8 Steps to Improving Education
Kim Schildkamp, an associate professor at University of Twente in The Netherlands, is helping European schools translate data into educational improvement. TCU associate professor Jo Beth Jimerson is piloting the program in the United States, with the help of a grant from the Spencer Foundation.
Jimerson, a former teacher and principal, says schools sometimes have a bias to action, given the pressures of accountability, which can lead to solutions that are ill-matched to actual root causes of problems. She describes Schildkamp’s method as a structured scientific method for teachers and administrators to talk about issues in their schools.
“Teachers are very used to focusing on academic outcomes like test results,” Jimerson said. “But many factors, like attendance and student motivation can also affect those outcomes.”
The process teaches small teams of teachers and administrators (data teams) how to use data to solve problems in their school. The team meets regularly and follows an eight-step process to solve a locally-identified problem of practice:

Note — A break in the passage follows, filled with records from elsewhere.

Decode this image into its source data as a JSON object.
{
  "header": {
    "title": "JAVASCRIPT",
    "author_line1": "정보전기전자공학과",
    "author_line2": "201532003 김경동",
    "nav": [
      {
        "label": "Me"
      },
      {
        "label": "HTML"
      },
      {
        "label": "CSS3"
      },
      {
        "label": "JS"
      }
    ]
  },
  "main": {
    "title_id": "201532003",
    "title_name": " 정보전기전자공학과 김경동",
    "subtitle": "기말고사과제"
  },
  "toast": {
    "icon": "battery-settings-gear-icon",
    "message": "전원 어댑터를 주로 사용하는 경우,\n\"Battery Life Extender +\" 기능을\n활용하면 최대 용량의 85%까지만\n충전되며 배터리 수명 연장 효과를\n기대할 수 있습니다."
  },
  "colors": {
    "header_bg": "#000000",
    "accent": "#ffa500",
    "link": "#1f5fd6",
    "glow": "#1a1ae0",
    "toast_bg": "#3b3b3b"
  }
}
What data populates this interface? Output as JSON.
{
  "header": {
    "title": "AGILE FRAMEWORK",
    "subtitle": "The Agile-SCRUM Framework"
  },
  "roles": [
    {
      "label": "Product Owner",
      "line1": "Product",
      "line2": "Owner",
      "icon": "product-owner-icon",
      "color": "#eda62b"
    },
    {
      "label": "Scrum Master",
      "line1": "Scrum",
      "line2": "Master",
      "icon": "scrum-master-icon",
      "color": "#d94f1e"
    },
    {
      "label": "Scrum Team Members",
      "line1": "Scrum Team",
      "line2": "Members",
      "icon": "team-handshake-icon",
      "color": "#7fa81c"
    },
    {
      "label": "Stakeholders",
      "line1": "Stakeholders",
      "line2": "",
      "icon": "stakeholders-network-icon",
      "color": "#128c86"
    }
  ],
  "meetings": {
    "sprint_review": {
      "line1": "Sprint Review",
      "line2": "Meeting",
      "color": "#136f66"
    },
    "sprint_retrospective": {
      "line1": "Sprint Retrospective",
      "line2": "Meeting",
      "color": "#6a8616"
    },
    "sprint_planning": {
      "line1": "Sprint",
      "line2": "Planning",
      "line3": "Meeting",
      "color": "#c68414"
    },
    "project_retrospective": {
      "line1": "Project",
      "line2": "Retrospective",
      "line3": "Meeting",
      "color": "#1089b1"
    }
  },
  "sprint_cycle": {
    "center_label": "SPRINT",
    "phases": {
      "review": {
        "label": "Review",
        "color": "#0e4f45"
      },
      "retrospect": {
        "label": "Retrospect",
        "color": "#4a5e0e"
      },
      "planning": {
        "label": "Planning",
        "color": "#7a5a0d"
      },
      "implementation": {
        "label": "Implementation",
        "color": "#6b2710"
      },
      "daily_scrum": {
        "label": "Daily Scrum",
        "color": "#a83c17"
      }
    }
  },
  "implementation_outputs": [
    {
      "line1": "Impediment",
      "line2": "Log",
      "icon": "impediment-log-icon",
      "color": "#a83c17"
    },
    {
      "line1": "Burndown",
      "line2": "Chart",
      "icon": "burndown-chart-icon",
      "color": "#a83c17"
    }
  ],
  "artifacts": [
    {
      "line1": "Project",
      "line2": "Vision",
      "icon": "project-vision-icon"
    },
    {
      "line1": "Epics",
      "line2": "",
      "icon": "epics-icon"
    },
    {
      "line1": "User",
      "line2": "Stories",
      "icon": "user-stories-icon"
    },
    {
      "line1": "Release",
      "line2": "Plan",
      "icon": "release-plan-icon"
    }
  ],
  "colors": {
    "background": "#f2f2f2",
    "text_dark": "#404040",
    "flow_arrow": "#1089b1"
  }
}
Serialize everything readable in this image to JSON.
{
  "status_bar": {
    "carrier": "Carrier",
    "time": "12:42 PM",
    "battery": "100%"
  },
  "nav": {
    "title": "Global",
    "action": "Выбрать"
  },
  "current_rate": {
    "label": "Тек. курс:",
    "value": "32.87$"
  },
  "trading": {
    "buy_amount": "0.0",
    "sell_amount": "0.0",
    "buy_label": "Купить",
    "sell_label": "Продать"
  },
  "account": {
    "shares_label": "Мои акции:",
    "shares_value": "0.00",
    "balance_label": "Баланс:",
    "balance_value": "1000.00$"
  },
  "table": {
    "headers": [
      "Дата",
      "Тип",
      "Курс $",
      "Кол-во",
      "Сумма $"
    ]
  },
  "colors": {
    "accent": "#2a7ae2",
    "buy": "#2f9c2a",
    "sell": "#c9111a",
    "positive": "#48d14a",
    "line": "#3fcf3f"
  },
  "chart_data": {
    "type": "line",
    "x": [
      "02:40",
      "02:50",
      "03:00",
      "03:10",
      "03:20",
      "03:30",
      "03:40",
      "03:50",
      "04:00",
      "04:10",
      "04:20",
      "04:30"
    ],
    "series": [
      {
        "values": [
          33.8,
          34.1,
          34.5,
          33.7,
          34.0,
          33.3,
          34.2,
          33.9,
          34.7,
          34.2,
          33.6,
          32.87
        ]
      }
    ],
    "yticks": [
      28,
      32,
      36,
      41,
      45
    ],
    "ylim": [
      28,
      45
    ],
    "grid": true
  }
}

Eight Step Process
- Step 1: Define a problem
- Step 2: Formulate hypotheses
- Step 3: Collect data
- Step 4: Data quality check
- Step 5: Data analysis
- Step 6: Interpretation and conclusions
- Step 7: Implement Improvement Measures
- Step 8: Evaluation
During the study, Jimerson will have mid-year and end-of-year interviews with members of the data team to assess their feelings on the project and their progress. Jimerson stressed the importance of support from school leadership, pointing to some school-based teams in Norway that were unsuccessful in addressing their agreed-upon problems due to inconsistent support from school leaders.
Jimerson has long researched data-informed decision making in education. She met Schildkamp through the Data-Driven Decision Making in Education group in the American Educational Research Association. She applied for the Spencer Foundation grant with Schildkamp and Vanessa Garry, assistant professor at the University of Missouri. Jimerson is working with an elementary school team in the north Texas area this year and recruiting a second campus for the 2018-19 school year. Garry plans to implement the study in Missouri schools.
“The goal is to develop a successful model that teachers and administrators can scale up to improve their schools,” Jimerson said.